San Diego resident Katie Matchett recently found herself in a position that American women will recognize all too well. She wanted to make a short trip — less than a mile — with four children. But thanks to a lack of safe sidewalk and street crossings, she reluctantly opted to drive instead. At her blog Where the Sidewalk Starts, Matchett says women’s travel behavior is different than men’s in a number of ways.
To improve traffic safety and make streets more welcoming for walking and biking, Portland will lower speed limits on nearly all of its residential streets to 20 miles per hour, in most cases replacing a 25 mph limit. The change was approved unanimously Wednesday by the Portland City Council. About 70 percent of the city’s street mileage will have the new 20 mph limit. “The severity of a crash is largely tied to speed,” Portland Bureau of Transportation Director Leah Treat told Streetsblog.
China’s Investment in Subways Puts the U.S. to ShameIn America, we spend tens of billions of dollars on transportation infrastructure each year — mostly on roads that induce driving and traffic, increase carbon emissions, and claim a shocking number of lives. The nation’s political leadership is currently dithering about how to pay for a $200 billion infrastructure package that promises more business-as-usual spending.
Muck Rack makes it simple to find people, tweets, or articles that mention any name, keyword, company, hashtag etc. We've compiled this guide to help you make the most of your search.
Selecting a term
Start searching tweets, articles from media outlets, articles mentioned in tweets, journalists'
names, titles and bios with some suggested searches:
Companies or Topics (e.g. iPhone, Microsoft)
Phrases (e.g. "cloud computing") — use quotes to keep the terms together
Twitter handles (e.g. @username) — returns those who have mentioned or replied to
Names (e.g. "David Pogue")
Hashtags (e.g. #sxsw, #london2012)
Bio details (e.g. vegan, Olympics, father)
Muck Rack's Advanced Search allows for many boolean operators.
Find results that mention multiple specified terms, use AND or
+. For example, ensure each result contains both Elon Musk and Mark Zuckerberg by
searching Musk AND Zuckerberg or Musk + Zuckerberg.
Use the operators OR or , to broaden your search when you'd like either of
multiple terms to appear in results. (This is the default behavior of our search when no operators
are used). For example, results will contain either cake or cookie by searching cake OR cookie or cake,cookie
Use NOT or - to subtract results from your search. For
example, searching Disney will yield results about the Walt Disney Company as well as Walt Disney
World Resort. To exclude mentions of Disney World, search for Disney -World or Disney

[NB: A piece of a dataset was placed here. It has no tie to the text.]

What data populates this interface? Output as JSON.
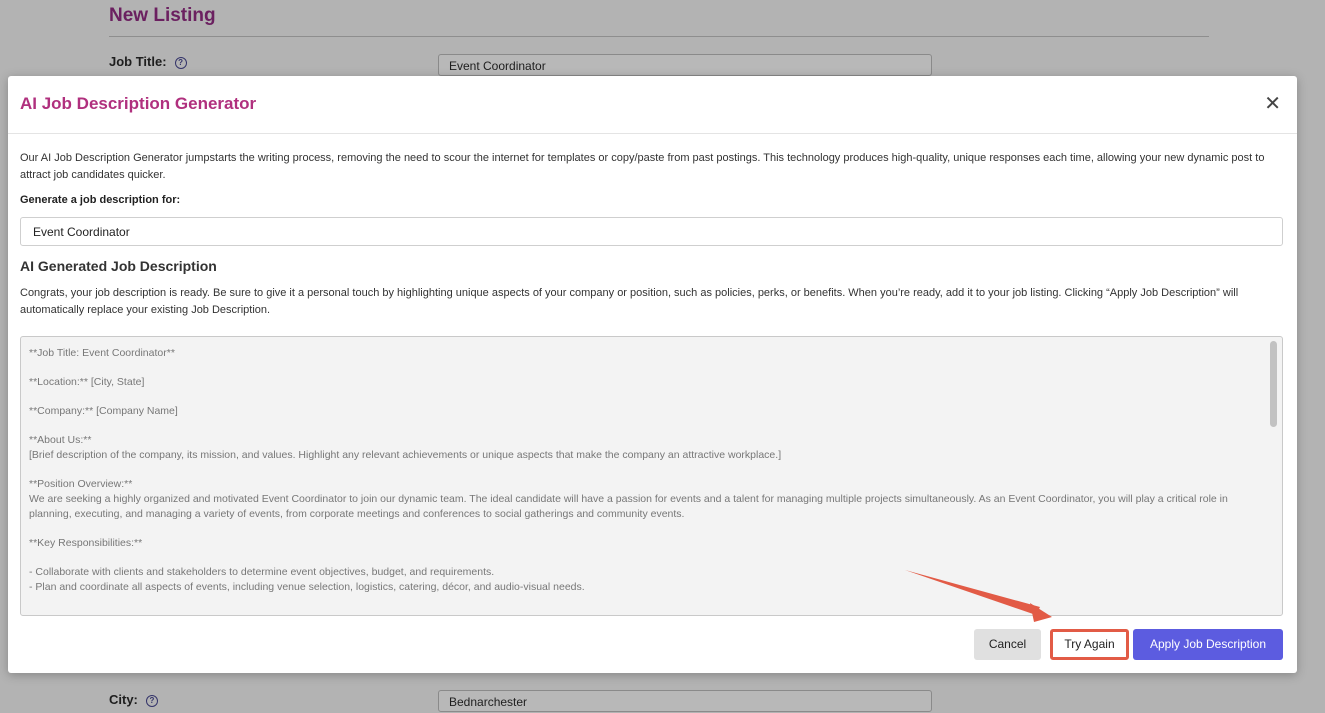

When using one of these operators with a phrase, enclose it in quotation marks. For example, you can
find results about smartphones excluding Apple's iPhone 4S by searching smartphone -"iPhone
Exact case matching or punctuation
If you're searching for a brand name or keyword that relies on specific punctuation marks or capitalization, you can
find results that match your exact query by adding matchcase: before the keyword you're searching for, like matchcase:E*TRADE .
Use parentheses to separate multiple
boolean phrases. For example, to find journalists talking about having fun in Disney World or
Disneyland, search for ("disney world" OR disneyland) AND fun.
An asterisk can be used to search for any variation of a root word truncated by the asterisk. For example, searching for admin* will return results for administrator, administration, administer, administered, etc.
A near operator is an AND operator where you can control the distance between the words. You can vary the distance the near operation uses by adding a forward slash and number (between 0-99) such as strawberries NEAR/10 "whipped cream", which means the strawberries must exist within 10 words of "whipped cream".